§ **ASSIGNED TASK**: Retype all of the data word for word, without pictures.
(PROVIDED RECORDS Opens)
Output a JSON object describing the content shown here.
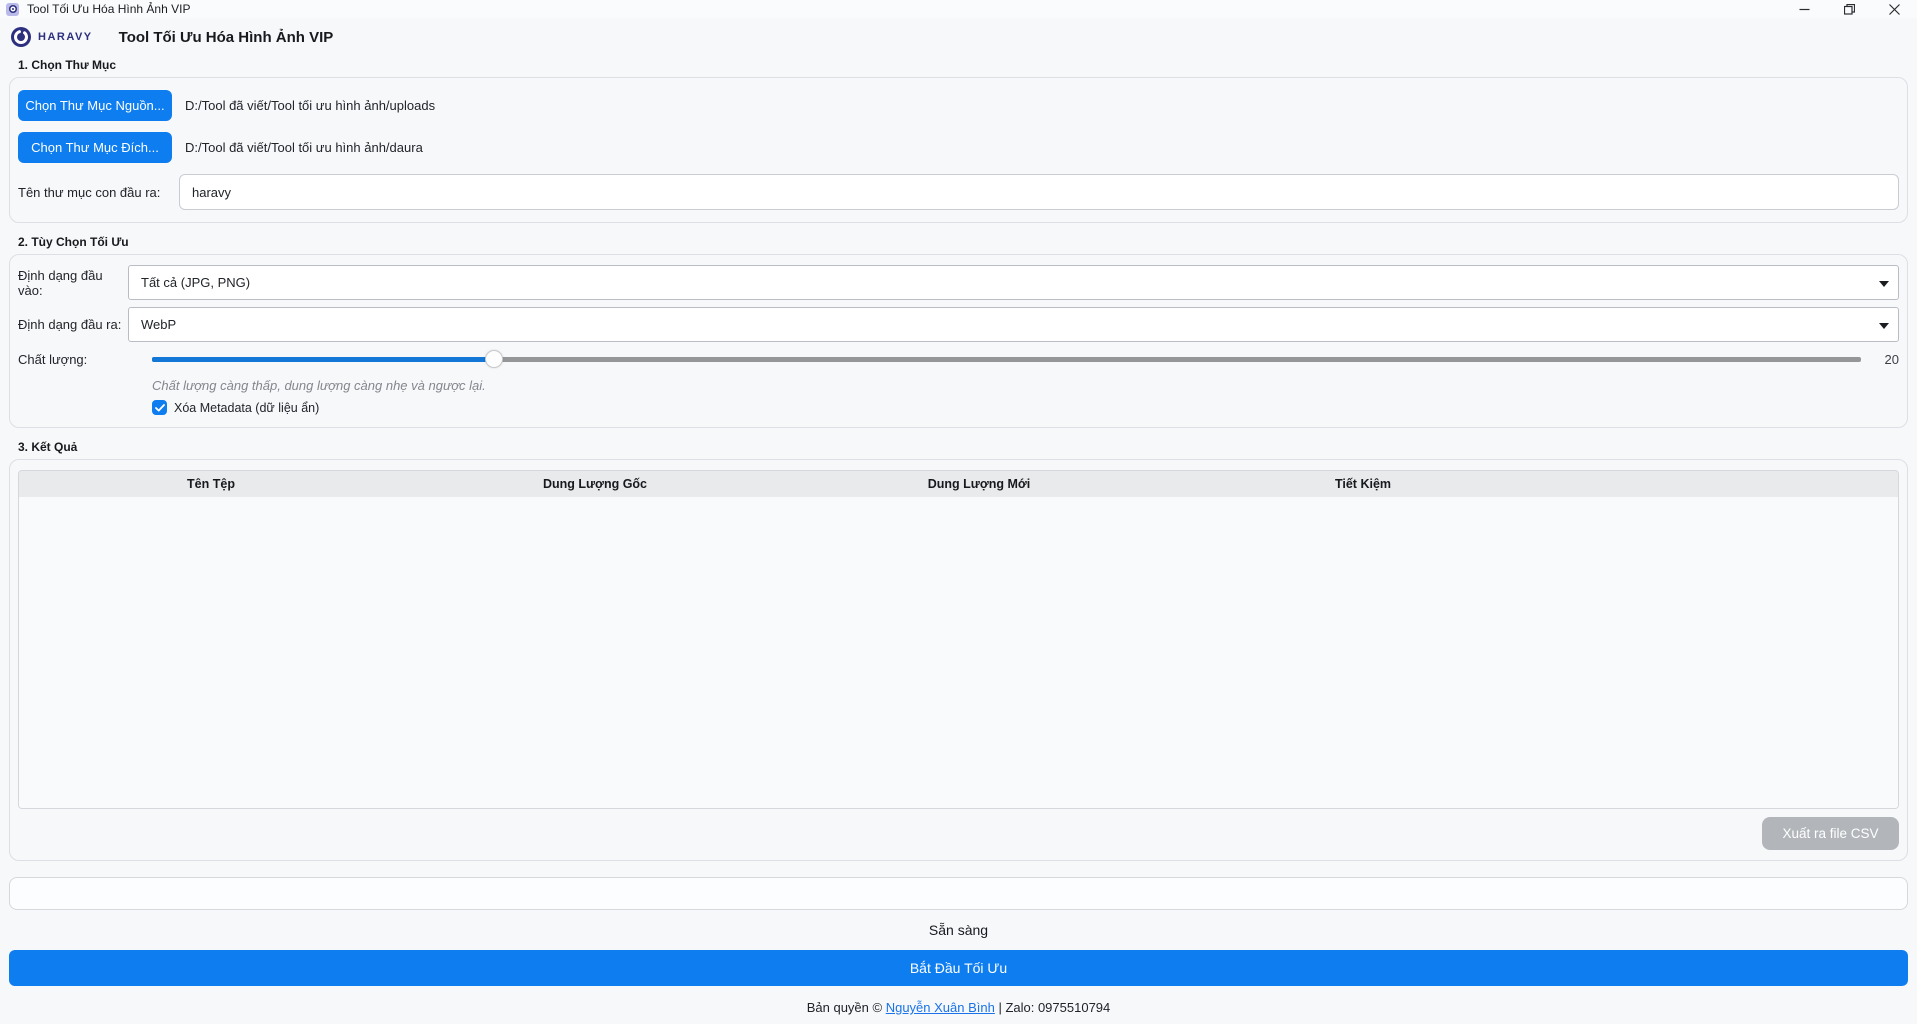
{
  "window": {
    "title": "Tool Tối Ưu Hóa Hình Ảnh VIP"
  },
  "header": {
    "brand": "HARAVY",
    "title": "Tool Tối Ưu Hóa Hình Ảnh VIP"
  },
  "sections": {
    "folders": {
      "title": "1. Chọn Thư Mục",
      "source_button": "Chọn Thư Mục Nguồn...",
      "source_path": "D:/Tool đã viết/Tool tối ưu hình ảnh/uploads",
      "dest_button": "Chọn Thư Mục Đích...",
      "dest_path": "D:/Tool đã viết/Tool tối ưu hình ảnh/daura",
      "subfolder_label": "Tên thư mục con đầu ra:",
      "subfolder_value": "haravy"
    },
    "options": {
      "title": "2. Tùy Chọn Tối Ưu",
      "input_format_label": "Định dạng đầu vào:",
      "input_format_value": "Tất cả (JPG, PNG)",
      "output_format_label": "Định dạng đầu ra:",
      "output_format_value": "WebP",
      "quality_label": "Chất lượng:",
      "quality_value": "20",
      "quality_percent": 20,
      "quality_note": "Chất lượng càng thấp, dung lượng càng nhẹ và ngược lại.",
      "metadata_checkbox_label": "Xóa Metadata (dữ liệu ẩn)",
      "metadata_checked": true
    },
    "results": {
      "title": "3. Kết Quả",
      "columns": [
        "Tên Tệp",
        "Dung Lượng Gốc",
        "Dung Lượng Mới",
        "Tiết Kiệm"
      ],
      "rows": [],
      "export_csv_button": "Xuất ra file CSV"
    }
  },
  "status": {
    "text": "Sẵn sàng",
    "progress_percent": 0
  },
  "actions": {
    "start_button": "Bắt Đầu Tối Ưu"
  },
  "footer": {
    "prefix": "Bản quyền © ",
    "link": "Nguyễn Xuân Bình",
    "suffix": " | Zalo: 0975510794"
  },
  "colors": {
    "accent": "#0d7df0",
    "slider_fill": "#1277d6",
    "link": "#1a73e8",
    "disabled_button": "#b2b6bb",
    "brand_navy": "#2d2f7f"
  }
}
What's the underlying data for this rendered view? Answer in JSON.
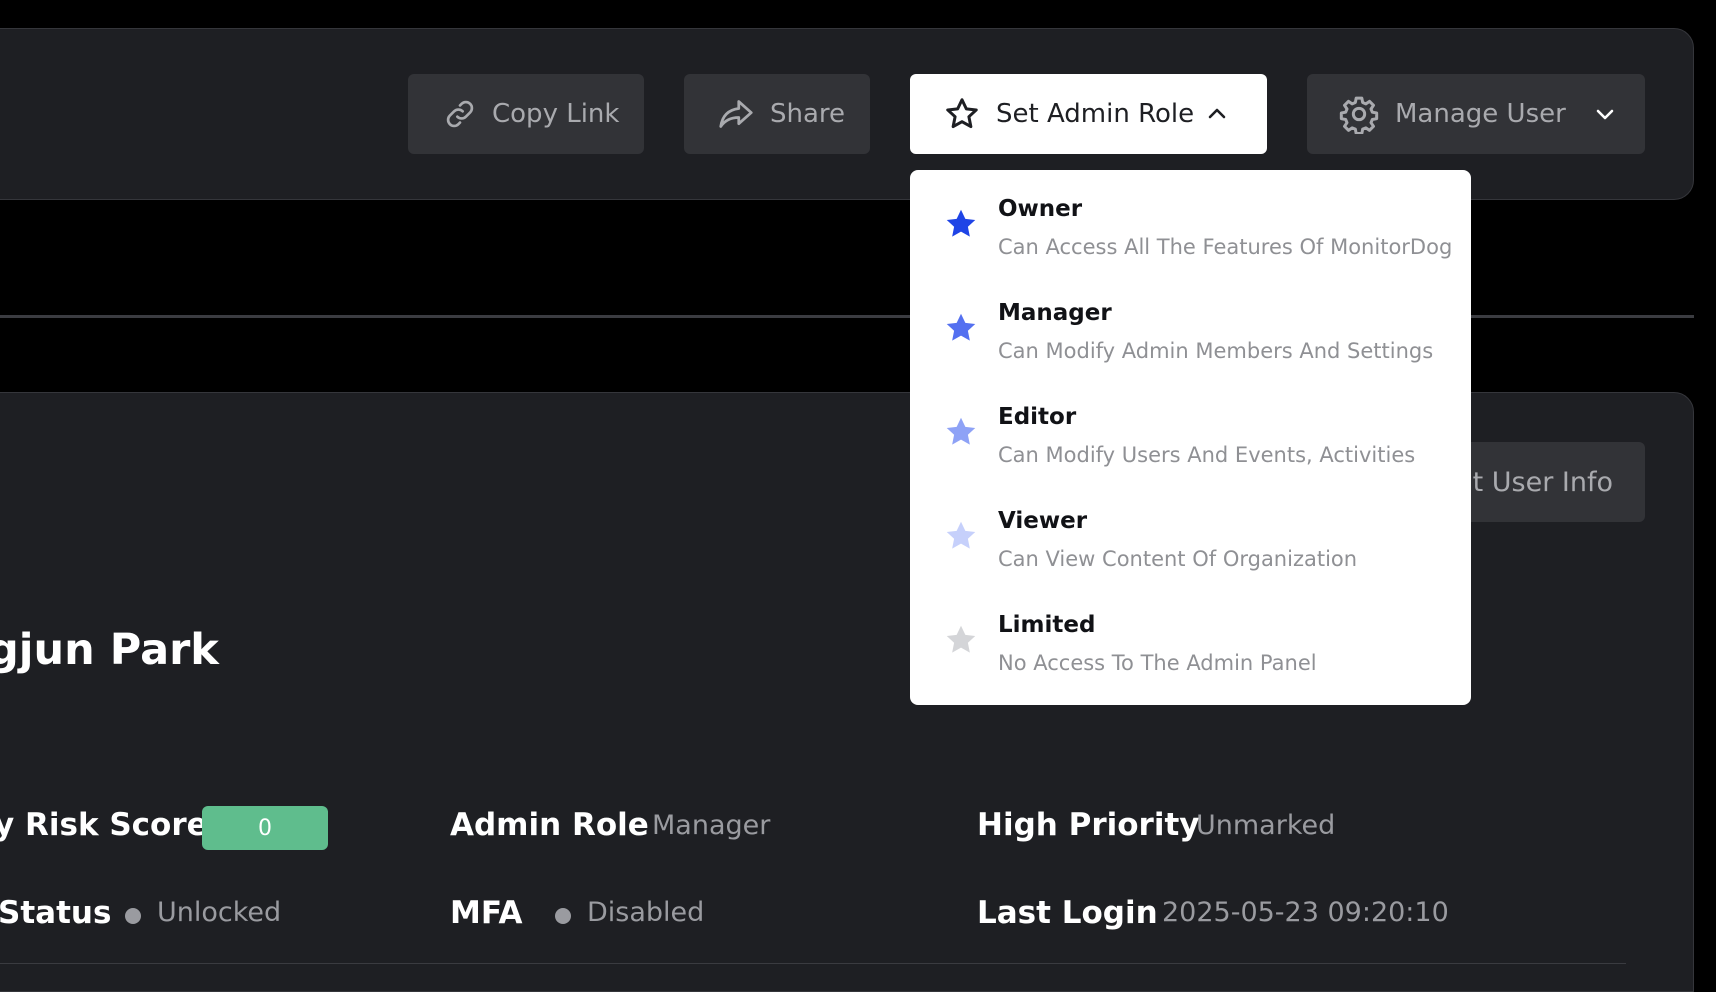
{
  "toolbar": {
    "copy_link_label": "Copy Link",
    "share_label": "Share",
    "set_admin_role_label": "Set Admin Role",
    "manage_user_label": "Manage User"
  },
  "roles": [
    {
      "title": "Owner",
      "description": "Can Access All The Features Of MonitorDog",
      "star_color": "#1f44e6"
    },
    {
      "title": "Manager",
      "description": "Can Modify Admin Members And Settings",
      "star_color": "#5470f0"
    },
    {
      "title": "Editor",
      "description": "Can Modify Users And Events, Activities",
      "star_color": "#8ea2f6"
    },
    {
      "title": "Viewer",
      "description": "Can View Content Of Organization",
      "star_color": "#c6d0fb"
    },
    {
      "title": "Limited",
      "description": "No Access To The Admin Panel",
      "star_color": "#d4d5d8"
    }
  ],
  "profile": {
    "edit_button_label": "dit User Info",
    "name": "gjun Park",
    "risk_score_label": "y Risk Score",
    "risk_score_value": "0",
    "risk_score_color": "#5fbd8d",
    "status_label": "Status",
    "status_value": "Unlocked",
    "admin_role_label": "Admin Role",
    "admin_role_value": "Manager",
    "mfa_label": "MFA",
    "mfa_value": "Disabled",
    "high_priority_label": "High Priority",
    "high_priority_value": "Unmarked",
    "last_login_label": "Last Login",
    "last_login_value": "2025-05-23 09:20:10"
  }
}
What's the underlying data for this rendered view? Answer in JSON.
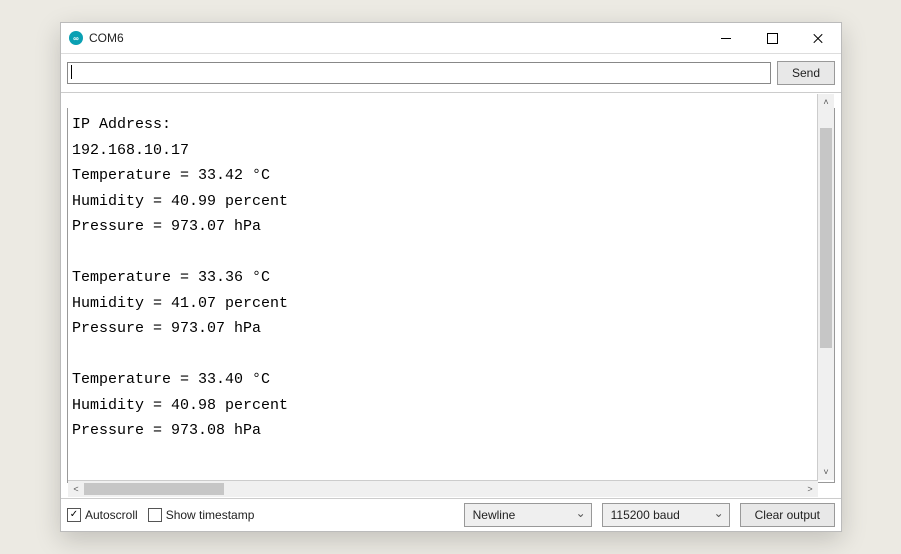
{
  "window": {
    "title": "COM6",
    "icon_glyph": "∞"
  },
  "toolbar": {
    "input_value": "",
    "send_label": "Send"
  },
  "console": {
    "lines": [
      "IP Address:",
      "192.168.10.17",
      "Temperature = 33.42 °C",
      "Humidity = 40.99 percent",
      "Pressure = 973.07 hPa",
      "",
      "Temperature = 33.36 °C",
      "Humidity = 41.07 percent",
      "Pressure = 973.07 hPa",
      "",
      "Temperature = 33.40 °C",
      "Humidity = 40.98 percent",
      "Pressure = 973.08 hPa"
    ]
  },
  "statusbar": {
    "autoscroll": {
      "label": "Autoscroll",
      "checked": true
    },
    "show_timestamp": {
      "label": "Show timestamp",
      "checked": false
    },
    "line_ending": {
      "selected": "Newline"
    },
    "baud": {
      "selected": "115200 baud"
    },
    "clear_label": "Clear output"
  }
}
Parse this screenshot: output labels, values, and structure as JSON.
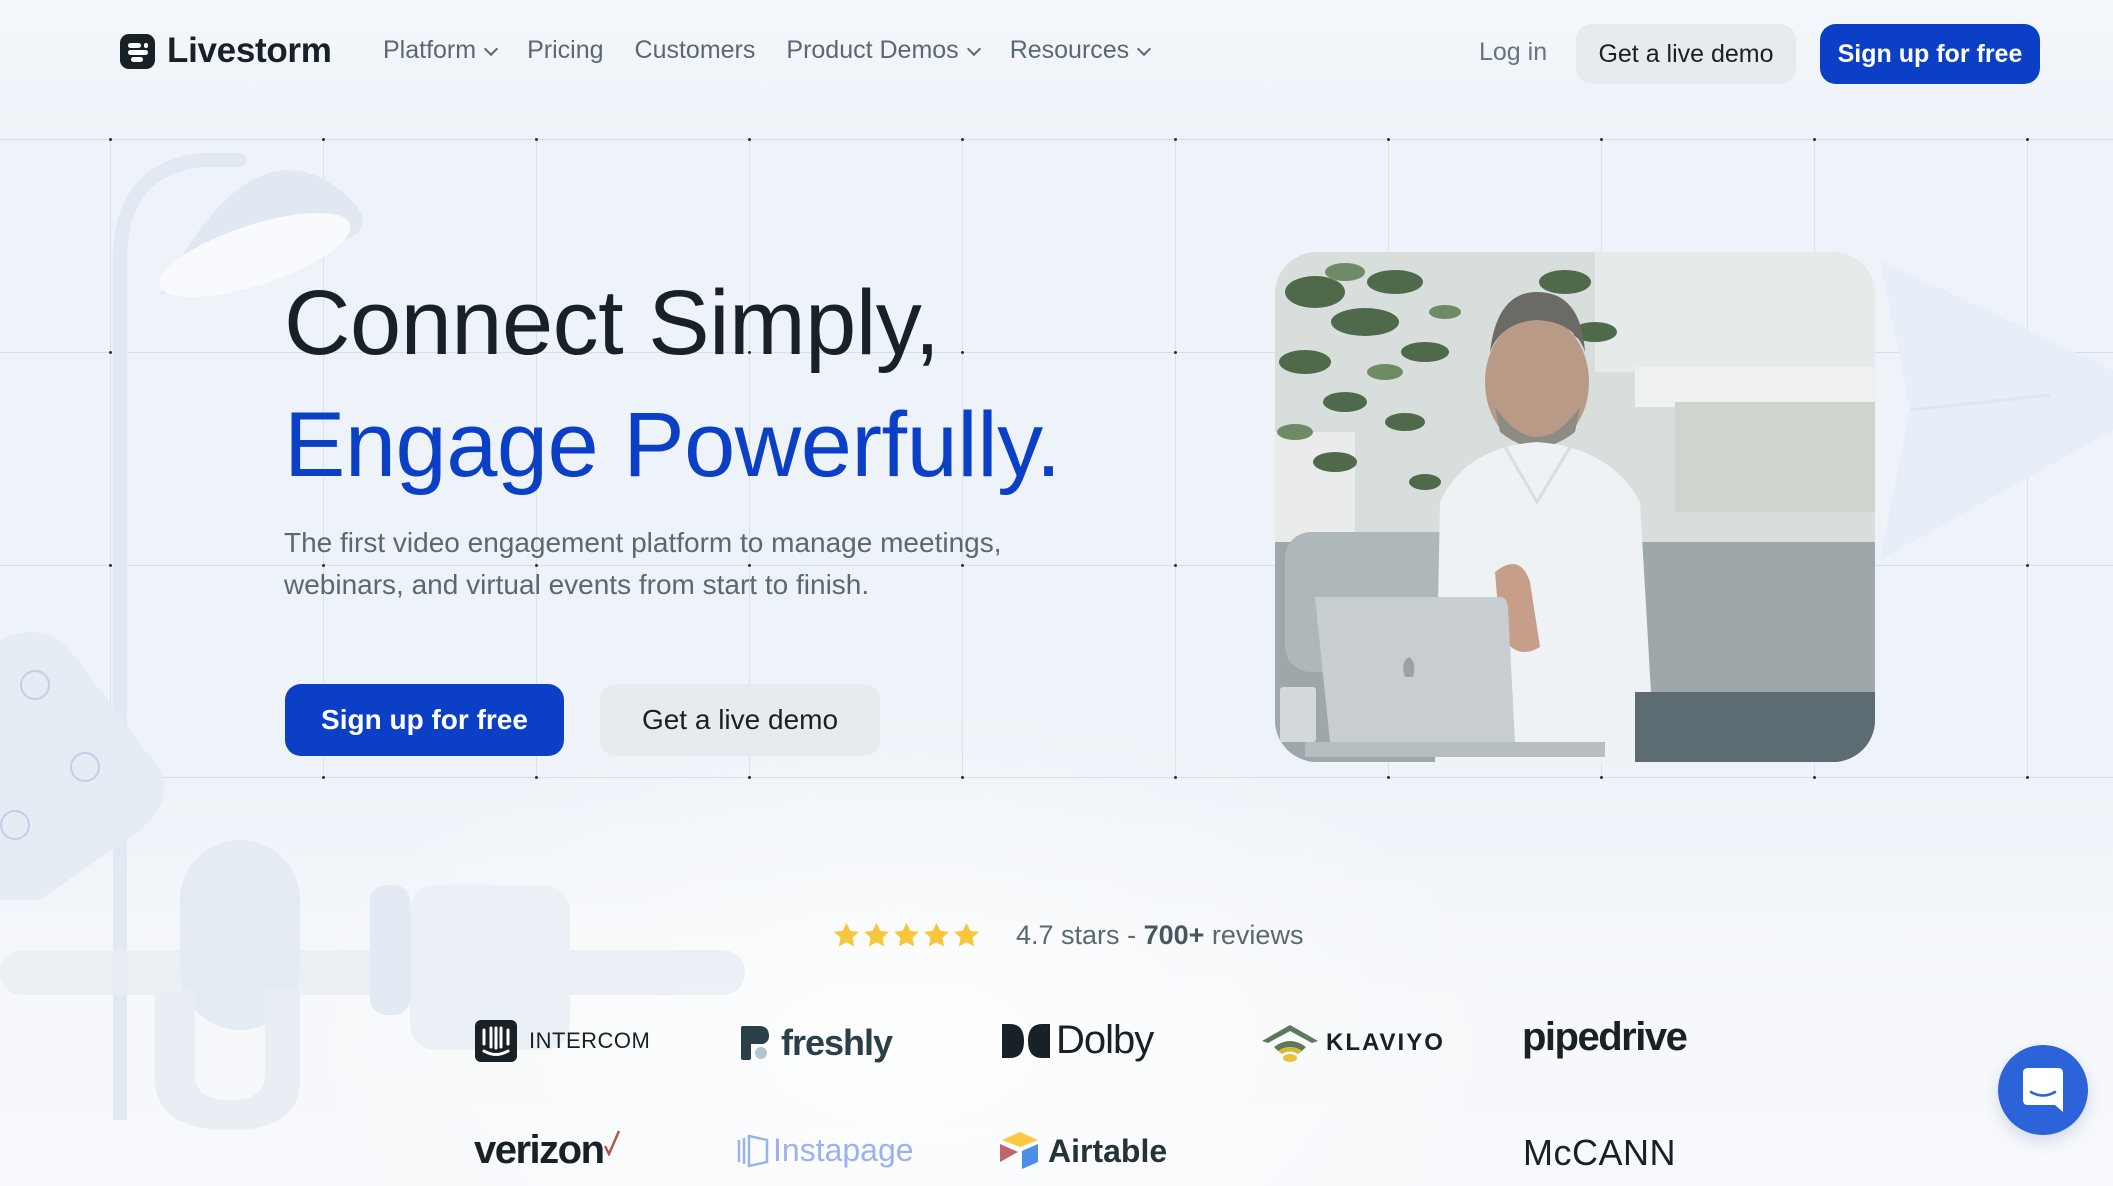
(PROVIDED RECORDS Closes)
§ **ANSWER TO THE PROBLEM**:
Output a JSON object describing the content shown here.
{
  "window": {
    "title": "Tool Tối Ưu Hóa Hình Ảnh VIP"
  },
  "header": {
    "brand": "HARAVY",
    "title": "Tool Tối Ưu Hóa Hình Ảnh VIP"
  },
  "sections": {
    "folders": {
      "title": "1. Chọn Thư Mục",
      "source_button": "Chọn Thư Mục Nguồn...",
      "source_path": "D:/Tool đã viết/Tool tối ưu hình ảnh/uploads",
      "dest_button": "Chọn Thư Mục Đích...",
      "dest_path": "D:/Tool đã viết/Tool tối ưu hình ảnh/daura",
      "subfolder_label": "Tên thư mục con đầu ra:",
      "subfolder_value": "haravy"
    },
    "options": {
      "title": "2. Tùy Chọn Tối Ưu",
      "input_format_label": "Định dạng đầu vào:",
      "input_format_value": "Tất cả (JPG, PNG)",
      "output_format_label": "Định dạng đầu ra:",
      "output_format_value": "WebP",
      "quality_label": "Chất lượng:",
      "quality_value": "20",
      "quality_percent": 20,
      "quality_note": "Chất lượng càng thấp, dung lượng càng nhẹ và ngược lại.",
      "metadata_checkbox_label": "Xóa Metadata (dữ liệu ẩn)",
      "metadata_checked": true
    },
    "results": {
      "title": "3. Kết Quả",
      "columns": [
        "Tên Tệp",
        "Dung Lượng Gốc",
        "Dung Lượng Mới",
        "Tiết Kiệm"
      ],
      "rows": [],
      "export_csv_button": "Xuất ra file CSV"
    }
  },
  "status": {
    "text": "Sẵn sàng",
    "progress_percent": 0
  },
  "actions": {
    "start_button": "Bắt Đầu Tối Ưu"
  },
  "footer": {
    "prefix": "Bản quyền © ",
    "link": "Nguyễn Xuân Bình",
    "suffix": " | Zalo: 0975510794"
  },
  "colors": {
    "accent": "#0d7df0",
    "slider_fill": "#1277d6",
    "link": "#1a73e8",
    "disabled_button": "#b2b6bb",
    "brand_navy": "#2d2f7f"
  }
}
What's the underlying data for this rendered view? Answer in JSON.
{
  "toolbar": {
    "copy_link_label": "Copy Link",
    "share_label": "Share",
    "set_admin_role_label": "Set Admin Role",
    "manage_user_label": "Manage User"
  },
  "roles": [
    {
      "title": "Owner",
      "description": "Can Access All The Features Of MonitorDog",
      "star_color": "#1f44e6"
    },
    {
      "title": "Manager",
      "description": "Can Modify Admin Members And Settings",
      "star_color": "#5470f0"
    },
    {
      "title": "Editor",
      "description": "Can Modify Users And Events, Activities",
      "star_color": "#8ea2f6"
    },
    {
      "title": "Viewer",
      "description": "Can View Content Of Organization",
      "star_color": "#c6d0fb"
    },
    {
      "title": "Limited",
      "description": "No Access To The Admin Panel",
      "star_color": "#d4d5d8"
    }
  ],
  "profile": {
    "edit_button_label": "dit User Info",
    "name": "gjun Park",
    "risk_score_label": "y Risk Score",
    "risk_score_value": "0",
    "risk_score_color": "#5fbd8d",
    "status_label": "Status",
    "status_value": "Unlocked",
    "admin_role_label": "Admin Role",
    "admin_role_value": "Manager",
    "mfa_label": "MFA",
    "mfa_value": "Disabled",
    "high_priority_label": "High Priority",
    "high_priority_value": "Unmarked",
    "last_login_label": "Last Login",
    "last_login_value": "2025-05-23 09:20:10"
  }
}
What's the underlying data for this rendered view? Answer in JSON.
{
  "window": {
    "title": "COM6",
    "icon_glyph": "∞"
  },
  "toolbar": {
    "input_value": "",
    "send_label": "Send"
  },
  "console": {
    "lines": [
      "IP Address:",
      "192.168.10.17",
      "Temperature = 33.42 °C",
      "Humidity = 40.99 percent",
      "Pressure = 973.07 hPa",
      "",
      "Temperature = 33.36 °C",
      "Humidity = 41.07 percent",
      "Pressure = 973.07 hPa",
      "",
      "Temperature = 33.40 °C",
      "Humidity = 40.98 percent",
      "Pressure = 973.08 hPa"
    ]
  },
  "statusbar": {
    "autoscroll": {
      "label": "Autoscroll",
      "checked": true
    },
    "show_timestamp": {
      "label": "Show timestamp",
      "checked": false
    },
    "line_ending": {
      "selected": "Newline"
    },
    "baud": {
      "selected": "115200 baud"
    },
    "clear_label": "Clear output"
  }
}
Parse this screenshot: output labels, values, and structure as JSON.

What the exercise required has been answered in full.